[Stored entries]
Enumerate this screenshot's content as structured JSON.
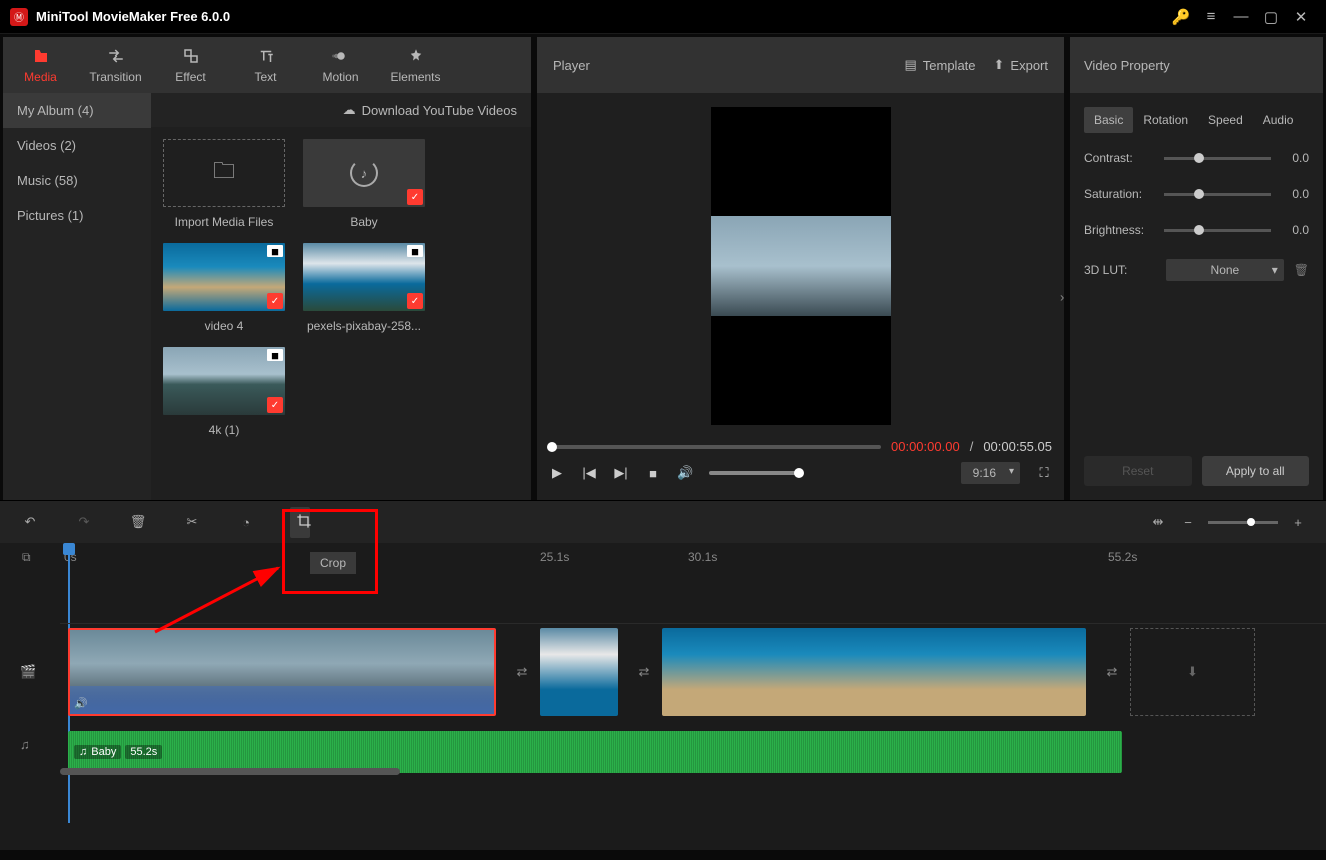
{
  "app": {
    "title": "MiniTool MovieMaker Free 6.0.0"
  },
  "tabs": {
    "media": "Media",
    "transition": "Transition",
    "effect": "Effect",
    "text": "Text",
    "motion": "Motion",
    "elements": "Elements"
  },
  "sidebar": {
    "items": [
      "My Album (4)",
      "Videos (2)",
      "Music (58)",
      "Pictures (1)"
    ]
  },
  "dlbar": "Download YouTube Videos",
  "media_items": {
    "import": "Import Media Files",
    "baby": "Baby",
    "video4": "video 4",
    "pexels": "pexels-pixabay-258...",
    "fourk": "4k (1)"
  },
  "player": {
    "title": "Player",
    "template": "Template",
    "export": "Export",
    "cur": "00:00:00.00",
    "sep": " / ",
    "tot": "00:00:55.05",
    "aspect": "9:16"
  },
  "prop": {
    "title": "Video Property",
    "tabs": {
      "basic": "Basic",
      "rotation": "Rotation",
      "speed": "Speed",
      "audio": "Audio"
    },
    "contrast_lbl": "Contrast:",
    "contrast_val": "0.0",
    "saturation_lbl": "Saturation:",
    "saturation_val": "0.0",
    "brightness_lbl": "Brightness:",
    "brightness_val": "0.0",
    "lut_lbl": "3D LUT:",
    "lut_val": "None",
    "reset": "Reset",
    "apply": "Apply to all"
  },
  "timeline": {
    "crop_tooltip": "Crop",
    "ruler": [
      "0s",
      "25.1s",
      "30.1s",
      "55.2s"
    ],
    "audio_name": "Baby",
    "audio_dur": "55.2s"
  }
}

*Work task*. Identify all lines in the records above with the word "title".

*Solution*.
    "title": "MiniTool MovieMaker Free 6.0.0"
    "title": "Player",
    "title": "Video Property",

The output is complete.